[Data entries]

◇ ◇ ◇

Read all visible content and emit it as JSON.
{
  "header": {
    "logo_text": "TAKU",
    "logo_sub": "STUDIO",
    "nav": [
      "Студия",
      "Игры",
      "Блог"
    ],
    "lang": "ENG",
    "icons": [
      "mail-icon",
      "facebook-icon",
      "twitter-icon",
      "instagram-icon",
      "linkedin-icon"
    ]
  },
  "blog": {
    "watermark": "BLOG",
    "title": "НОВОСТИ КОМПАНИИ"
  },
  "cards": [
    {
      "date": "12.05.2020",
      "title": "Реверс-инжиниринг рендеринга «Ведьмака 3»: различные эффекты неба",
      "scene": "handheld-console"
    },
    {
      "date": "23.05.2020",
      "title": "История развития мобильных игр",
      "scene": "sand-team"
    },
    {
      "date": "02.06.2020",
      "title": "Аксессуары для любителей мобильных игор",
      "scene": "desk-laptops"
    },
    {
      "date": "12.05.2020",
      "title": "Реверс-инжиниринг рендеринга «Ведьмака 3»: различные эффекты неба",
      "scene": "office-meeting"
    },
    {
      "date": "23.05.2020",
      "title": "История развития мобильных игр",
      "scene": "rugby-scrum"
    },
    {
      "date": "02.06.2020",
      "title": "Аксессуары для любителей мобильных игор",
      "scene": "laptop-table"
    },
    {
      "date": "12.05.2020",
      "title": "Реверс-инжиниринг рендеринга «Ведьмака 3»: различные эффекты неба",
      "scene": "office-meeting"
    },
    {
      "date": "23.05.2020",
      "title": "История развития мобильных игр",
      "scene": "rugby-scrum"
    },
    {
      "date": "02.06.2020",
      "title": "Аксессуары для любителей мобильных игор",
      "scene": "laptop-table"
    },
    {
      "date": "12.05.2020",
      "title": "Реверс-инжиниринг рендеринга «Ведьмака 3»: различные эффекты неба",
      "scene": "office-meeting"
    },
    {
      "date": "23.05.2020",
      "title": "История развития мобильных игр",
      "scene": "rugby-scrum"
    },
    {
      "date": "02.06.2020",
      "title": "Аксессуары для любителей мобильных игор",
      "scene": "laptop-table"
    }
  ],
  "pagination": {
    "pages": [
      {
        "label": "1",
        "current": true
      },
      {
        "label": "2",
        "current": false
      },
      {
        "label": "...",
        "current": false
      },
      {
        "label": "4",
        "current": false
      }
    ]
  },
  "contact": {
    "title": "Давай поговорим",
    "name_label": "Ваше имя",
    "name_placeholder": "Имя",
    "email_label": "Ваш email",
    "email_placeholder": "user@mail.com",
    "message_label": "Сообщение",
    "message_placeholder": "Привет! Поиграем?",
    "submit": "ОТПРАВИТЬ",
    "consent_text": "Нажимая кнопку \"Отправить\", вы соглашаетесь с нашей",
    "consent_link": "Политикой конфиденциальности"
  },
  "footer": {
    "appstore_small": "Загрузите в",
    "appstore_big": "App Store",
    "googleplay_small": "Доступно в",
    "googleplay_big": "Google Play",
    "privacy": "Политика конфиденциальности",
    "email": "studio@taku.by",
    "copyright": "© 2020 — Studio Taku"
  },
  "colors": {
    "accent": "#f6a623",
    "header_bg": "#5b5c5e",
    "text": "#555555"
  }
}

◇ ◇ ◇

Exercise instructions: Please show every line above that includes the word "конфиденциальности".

Task result:
    "consent_link": "Политикой конфиденциальности"
    "privacy": "Политика конфиденциальности",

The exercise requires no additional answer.